Offshore Work Is Getting More Dangerous
The Downtrend in Crane Safety
Crane safety is at its worst point in years. In 2015, the head of the federal offshore safety agency, Brian Salerno, revealed that crane incidents per installation have doubled over the last four years.
“No one wants to face the family of a worker who dies or is severely injured because we didn’t do our jobs correctly, or because we failed to recognize that the risks present on site were beyond acceptable bounds,” he said in 2015 shortly after the adoption of new crane safety rules.

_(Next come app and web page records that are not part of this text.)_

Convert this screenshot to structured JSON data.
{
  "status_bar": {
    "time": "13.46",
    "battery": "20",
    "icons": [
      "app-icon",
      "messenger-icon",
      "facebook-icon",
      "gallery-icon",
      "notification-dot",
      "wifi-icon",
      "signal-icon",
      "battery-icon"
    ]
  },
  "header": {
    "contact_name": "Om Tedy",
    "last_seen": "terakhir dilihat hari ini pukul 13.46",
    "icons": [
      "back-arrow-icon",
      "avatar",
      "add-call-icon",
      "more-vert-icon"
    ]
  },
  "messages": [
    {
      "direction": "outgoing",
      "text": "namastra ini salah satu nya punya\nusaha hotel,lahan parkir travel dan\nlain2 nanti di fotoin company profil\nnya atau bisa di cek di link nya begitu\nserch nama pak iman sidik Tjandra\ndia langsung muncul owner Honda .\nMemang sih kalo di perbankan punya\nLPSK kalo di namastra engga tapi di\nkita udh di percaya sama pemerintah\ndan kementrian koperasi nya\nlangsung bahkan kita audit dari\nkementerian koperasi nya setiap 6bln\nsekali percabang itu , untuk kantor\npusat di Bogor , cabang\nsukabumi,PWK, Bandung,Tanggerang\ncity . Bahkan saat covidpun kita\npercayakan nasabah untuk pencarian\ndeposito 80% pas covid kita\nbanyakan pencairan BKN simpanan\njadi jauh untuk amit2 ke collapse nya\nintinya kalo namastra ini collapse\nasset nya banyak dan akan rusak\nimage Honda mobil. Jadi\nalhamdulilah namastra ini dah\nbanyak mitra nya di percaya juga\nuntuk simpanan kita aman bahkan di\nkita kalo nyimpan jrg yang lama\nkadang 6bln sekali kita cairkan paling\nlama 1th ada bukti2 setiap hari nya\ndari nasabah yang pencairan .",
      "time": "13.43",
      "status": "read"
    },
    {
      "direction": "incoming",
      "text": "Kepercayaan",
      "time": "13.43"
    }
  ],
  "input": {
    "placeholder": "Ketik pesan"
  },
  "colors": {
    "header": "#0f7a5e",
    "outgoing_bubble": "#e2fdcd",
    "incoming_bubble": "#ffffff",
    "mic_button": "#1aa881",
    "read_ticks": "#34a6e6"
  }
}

Mr. Salerno also said, "Operating companies have the most direct control over the maintenance of their cranes and the qualification levels of the crane operators. It has to start there."
Evidently, it has not started there...or at all. The trend has gotten worse.
In February 2018, a safety alert—a document that reports drilling rig accidents and near-misses—revealed that 2017's lifting incident rate rose to 1 in 13.5 installations. That's the second-worst rate in 10 years.
Recent Lifting Accident Stories
In November of last year, a crane "popped" loudly and fell down the side of a rig. The fall punched a hole in the rig's fuel tank and spilled diesel in a 50-yard path 5 miles long. Moments earlier, the crane had been used to lift four workers from a supply ship to a drilling rig.
In December, a crane was lifting large, heavy pipes when a pipe fell 120 feet—barely missing workers on the ship below. That same month, a pipe-moving device killed a worker who was standing in the wrong spot by mistake.
Our own clients are among the many workers who have been hurt or killed by needlessly unsafe lifting operations offshore.
50 Inspectors Visited 40 Rigs in a Massive Blitz
In response to criticism (and to the crane accident report), the Interior Department sent out dozens of inspectors at once to conduct surprise inspections—specifically to look at giant cranes. What they found was deeply troubling: there were serious safety violations, some of them imminently life-threatening.
Ironically (but predictably), the New York Times found that several of the companies who were guilty of the most workplace safety violations were also the companies most loudly seeking the end of regulatory laws.
If you or a loved one were in a crane accident while working offshore, you're not alone. Arnold & Itkin has helped our clients win billions of dollars to help rebuild their lives and provide for their families after an accident. Some of our clients were crane accident survivors too—and our work helped them get the millions they needed to move forward.
Call (888) 346-5024 or fill out our short questionnaire to schedule a free consultation. Our team will get back to you shortly, and together we'll review your options.